A birdie 4 on the 17th gave Sundborg a one hole advantage on the 18th and when both players found the centre of the fairway it looked a tall order for Morris to save a half. However his prospects improved a little when he fired a soaring approach shot to 12 feet below the hole. Sundborg’s response didn’t quite grip in time and slid off the back edge of the green, from where he would get down in two for a par. However, it proved to be enough when Daniel’s putt fell just short and thus another point was gained for Stirling I.

Oliver Bailey found that wee bit extra just at the right time too, as he began to stretch his legs a bit and took the lead thanks to a birdie at the 16th.

Michael Lawrie came through the short par four with a two hole lead over Matthew Bell safely intact and he would go on to seal a very useful point by 3&1 – taking his team to the verge of victory.

There was contrasting news a hole behind as MacPherson completed a memorable victory over Colin Edgar by a score of 4&3, keeping the white side of the board ticking over.

Bailey and Bendall teed off at the 18th with the former still enjoying a one hole lead, perhaps unaware that his match could decide the fate of the Charles McNeill Cup.

His tee shot found the middle of the fairway and, playing his second shot first, he then found the back edge of the green. Angus Bendall did well to get to the side of the green from the steep slope to the right of the fairway, but this left only a most improbable birdie opportunity. When his chip came up a little short Oliver knew that two putts were enough and he duly rolled his approach putt to gimme range and sealed his point – and with it the Final as a whole!

Score forecast as of 4.30 PM       STIRLING I           9              3              STIRLING II

With only the (significant amount of) pride still to play for, the final two games continued towards their conclusions.

In game seven Jean De Wouters made a very tidy birdie 2 at the 15th to give him an unassailable three-hole advantage. Behind them the final match between Foley and Black came through the 14th with the former enjoying a three-hole lead and this was maintained after Black narrowly missed a long birdie putt for the hole at the 15th. He befell a similar fate at the 16th and Foley holed out for par to finally see off his spirited opponent by 3&2.

Not wishing to go quietly, Shasa Decker found a moment of inspiration to win the 16th hole and extend the match for another hole. However, his resistance was soon broken for the last time thanks to a birdie four at the seventeenth for De Wouters and a 3&1 victory.

This prompted celebratory and good natured scenes at the back of the seventeenth green, with the full Stirling contingent rightly proud of their joint achievements over another compelling week of golf.

FINAL SCORE      STIRLING I           9              3              STIRLING II

After a fine Championship, played in excellent spirits, the Stirling Club Captain Mark Napier commented

‘It’s tremendous for the club to once again deliver success at the Scottish Student Championships. It’s been a terrific team performance all round, and especially in the matchplay. It’s really been a great week for Stirling overall.

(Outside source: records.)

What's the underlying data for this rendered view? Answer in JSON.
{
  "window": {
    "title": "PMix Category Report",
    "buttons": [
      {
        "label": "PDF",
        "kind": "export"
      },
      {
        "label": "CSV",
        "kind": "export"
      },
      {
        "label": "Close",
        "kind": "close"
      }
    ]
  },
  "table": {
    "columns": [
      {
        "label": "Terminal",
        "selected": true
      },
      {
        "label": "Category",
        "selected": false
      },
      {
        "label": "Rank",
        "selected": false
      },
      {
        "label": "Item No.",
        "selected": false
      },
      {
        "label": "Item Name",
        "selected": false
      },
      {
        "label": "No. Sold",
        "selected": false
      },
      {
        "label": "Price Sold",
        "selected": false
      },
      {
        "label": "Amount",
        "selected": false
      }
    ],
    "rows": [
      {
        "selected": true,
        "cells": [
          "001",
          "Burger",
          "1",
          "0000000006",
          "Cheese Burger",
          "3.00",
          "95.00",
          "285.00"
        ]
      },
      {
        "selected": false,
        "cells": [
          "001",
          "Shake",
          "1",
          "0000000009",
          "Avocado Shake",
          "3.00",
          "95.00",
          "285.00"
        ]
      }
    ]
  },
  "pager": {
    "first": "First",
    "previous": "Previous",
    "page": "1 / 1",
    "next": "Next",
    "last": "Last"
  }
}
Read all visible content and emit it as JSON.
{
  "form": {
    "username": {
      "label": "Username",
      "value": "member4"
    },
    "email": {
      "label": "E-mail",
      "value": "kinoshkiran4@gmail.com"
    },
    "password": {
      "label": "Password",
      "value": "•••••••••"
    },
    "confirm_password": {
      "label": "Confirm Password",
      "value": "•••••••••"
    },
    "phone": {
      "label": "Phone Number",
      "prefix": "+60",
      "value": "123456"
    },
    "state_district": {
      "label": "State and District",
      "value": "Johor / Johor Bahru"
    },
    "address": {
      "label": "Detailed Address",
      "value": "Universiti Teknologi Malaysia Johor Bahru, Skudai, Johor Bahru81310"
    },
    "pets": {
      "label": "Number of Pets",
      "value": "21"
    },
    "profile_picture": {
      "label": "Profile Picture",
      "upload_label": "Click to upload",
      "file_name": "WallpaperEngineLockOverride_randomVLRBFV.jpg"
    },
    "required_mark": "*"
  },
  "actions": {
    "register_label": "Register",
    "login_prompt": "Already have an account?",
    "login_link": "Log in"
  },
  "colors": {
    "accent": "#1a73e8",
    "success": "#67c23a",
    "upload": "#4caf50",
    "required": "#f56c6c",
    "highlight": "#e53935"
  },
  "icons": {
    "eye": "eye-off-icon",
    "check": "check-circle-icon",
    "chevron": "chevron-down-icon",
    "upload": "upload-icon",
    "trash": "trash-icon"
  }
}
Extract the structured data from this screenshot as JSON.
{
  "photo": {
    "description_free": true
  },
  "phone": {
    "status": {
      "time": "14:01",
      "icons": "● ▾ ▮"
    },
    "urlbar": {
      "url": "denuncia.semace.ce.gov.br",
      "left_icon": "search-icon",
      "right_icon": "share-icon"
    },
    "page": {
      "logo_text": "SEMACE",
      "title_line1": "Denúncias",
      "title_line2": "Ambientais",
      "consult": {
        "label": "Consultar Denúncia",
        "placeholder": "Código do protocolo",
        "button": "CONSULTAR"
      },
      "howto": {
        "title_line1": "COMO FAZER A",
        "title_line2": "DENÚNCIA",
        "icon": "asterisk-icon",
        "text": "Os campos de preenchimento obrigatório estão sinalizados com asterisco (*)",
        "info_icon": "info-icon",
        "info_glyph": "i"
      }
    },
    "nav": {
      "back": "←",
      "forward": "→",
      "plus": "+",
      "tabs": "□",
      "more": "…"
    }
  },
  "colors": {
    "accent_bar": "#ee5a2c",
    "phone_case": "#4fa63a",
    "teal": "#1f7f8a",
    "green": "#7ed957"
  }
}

Having both teams in the final makes us all proud of our strength in depth and adds to Stirling University’s reputation as a great sporting institution’.

From a Scottish Student Golf perspective it has once again been an absolute pleasure for the students, staff and supporters to be in Lossiemouth and at the wonderfully hospitable Moray GC this past week. The standard of golf has matched the excellent surroundings provided by Kevin Thompson and his team on the course, by John Murray and his team of professionals with supplies for the round, and by Stevie Grant and all of the clubhouse team in between rounds. All and sundry look forward to the prospect of a return next year, and hopefully for many years to come.

Full results are available on GolfBox.